By Stephen Pritchard

Launching a successful business can feel like a monumental achievement, but eventually the dust will settle and you’ll confront yourself with a simple question – what next? For many young entrepreneurs the answer is just as simple: find opportunities for growth.

Choosing to take your business global can be the direct road to rapidly accelerating its growth – but how can you tell the time is right to get your business a passport and take it into foreign lands? A lot of it will be down to your gut, but you can give your gut a helping hand by cross-checking it with these 7 points.

1. No Illusions

You’re under no illusion that going global will consist of business class flights around the world, dining out in new cities, and meeting the man/woman of your dreams in the most impossibly romantic way (your undeniable love easily overcoming any cultural or linguistic differences). Instead you’re prepared for longer working hours (particularly if you’re working across time zones), the new sensation of being frustrated by bureaucracy in a foreign language and, best of all, the immense satisfaction that will come from seeing the fruits of your labour.

2. Clear Purpose

Whether it’s to grant you access to cheaper raw materials, to diversify your revenue streams or simply to increase the size of your customer base, you can identify the purpose for going global. Being clear about why you want to expand outside your borders will help you set focused goals, improving your chances of success.

3. Aware of Risks

While the opportunities available for going global are vast you know they come with risks. You’ve minimised the risk to yourself and your business by thinking about how you’d cope with potential cash flow problems, adjusting your business to local customers and complying with different regulations and standards. You’ve consulted with organisations that are designed to help companies expand, such as UK Trade & Investment in the UK, and you’re even prepared for Plan C if it comes to that.

4. Funding

You have a good idea of how much money you’ll need to comfortably expand your operations and you feel confident that you’ll be able to raise these funds. You’ve researched your options thoroughly and know that you’re getting the best deal possible. If you don’t know the difference between crowdfunding and peer-to-peer lending you probably don’t know about all the options available to you.

5. Existing Demand

While you’re confident you could sell ice to the Eskimos, you’ve nevertheless made sure there is demand for your product or service in the markets you’re targeting. How you know demand exists isn’t important – you might have internal data that shows your website has substantial unconverted international traffic or you might have done plenty of research that has revealed a gap in the market just waiting for you to fill it.

6. State of your Business

It’s likely that your business is stable, allowing you to focus your time and energy on proving that the world truly is your oyster. On the other hand, perhaps you’re aware that your business isn’t performing to the best of its ability and have identified that international expansion is a way to remedy this. Either way, you’re confident that your business won’t suffer by broadening its horizons because you’ve done thorough research and double-checked your sums.

7. Decision Time

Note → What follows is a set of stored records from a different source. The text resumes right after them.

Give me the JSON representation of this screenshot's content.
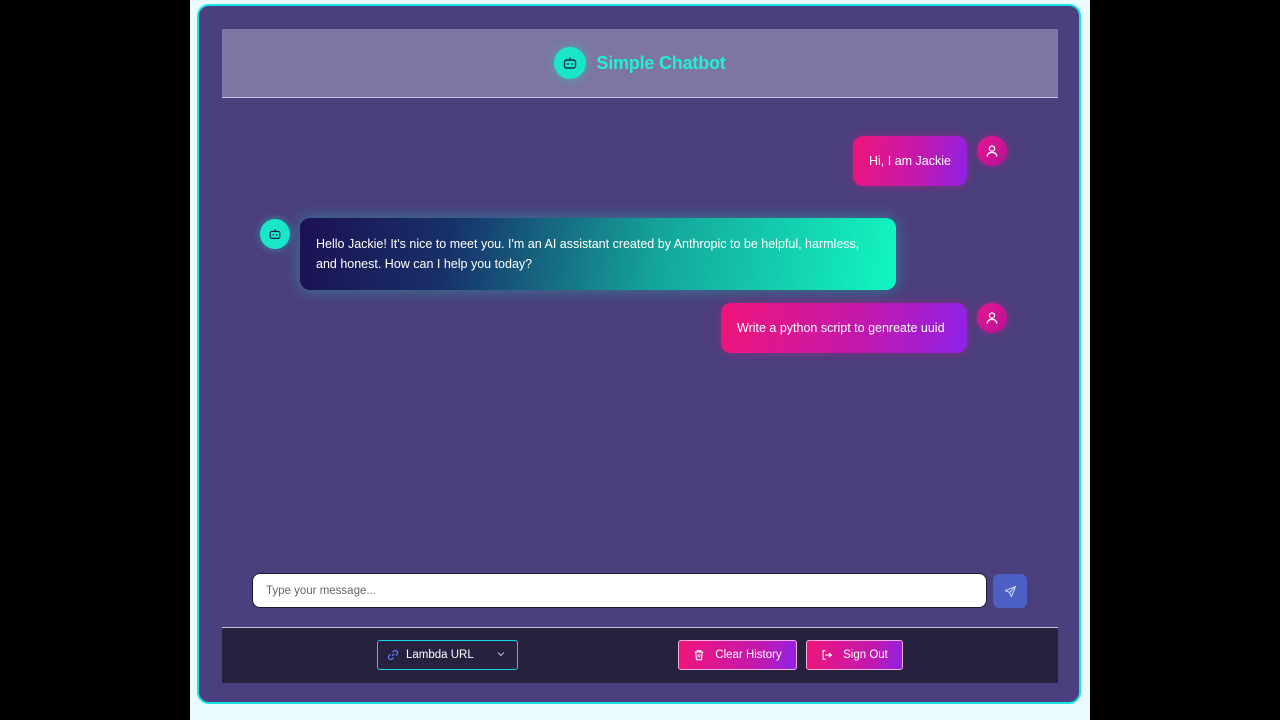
{
  "header": {
    "title": "Simple Chatbot",
    "logo_icon": "robot-icon"
  },
  "messages": [
    {
      "role": "user",
      "text": "Hi, I am Jackie",
      "icon": "user-icon"
    },
    {
      "role": "bot",
      "text": "Hello Jackie! It's nice to meet you. I'm an AI assistant created by Anthropic to be helpful, harmless, and honest. How can I help you today?",
      "icon": "robot-icon"
    },
    {
      "role": "user",
      "text": "Write a python script to genreate uuid",
      "icon": "user-icon"
    }
  ],
  "composer": {
    "placeholder": "Type your message...",
    "value": "",
    "send_icon": "send-icon"
  },
  "footer": {
    "endpoint_select": {
      "selected": "Lambda URL",
      "icon": "link-icon"
    },
    "clear_label": "Clear History",
    "signout_label": "Sign Out"
  },
  "colors": {
    "accent_cyan": "#1ae6c8",
    "accent_pink": "#f0157a",
    "accent_purple": "#8d22e8",
    "panel_bg": "#4b3f7e",
    "header_bg": "#7d76a4",
    "footer_bg": "#26213f"
  }
}
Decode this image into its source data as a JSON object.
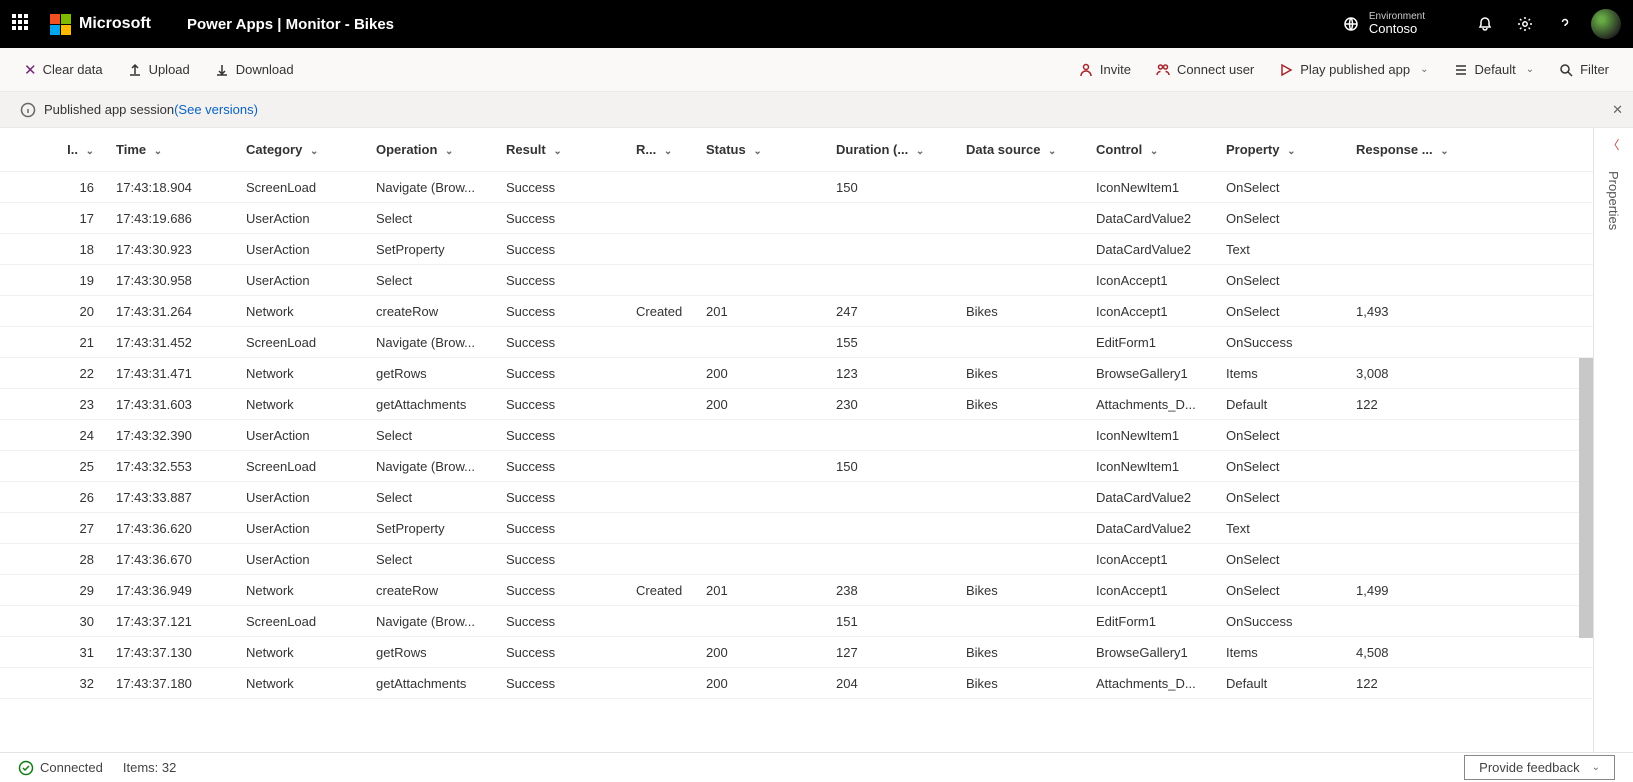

Like delivering the punchline of a joke, timing is critical to your chances of success. Leave international expansion too late and you might miss an opportunity, but rush in without preparing properly and you’ll trip over yourself.  Once you decide the time is right there’s no backing down – you’ll need to do everything you possibly can to make sure you end up on top of the world.

Stephen Pritchard works for Funding Circle, a peer-to-peer lending platform that connects investors directly with small and medium sized businesses in the UK. Since launching in 2010 more than £260 million has been lent to British business. Find out more by visiting them online at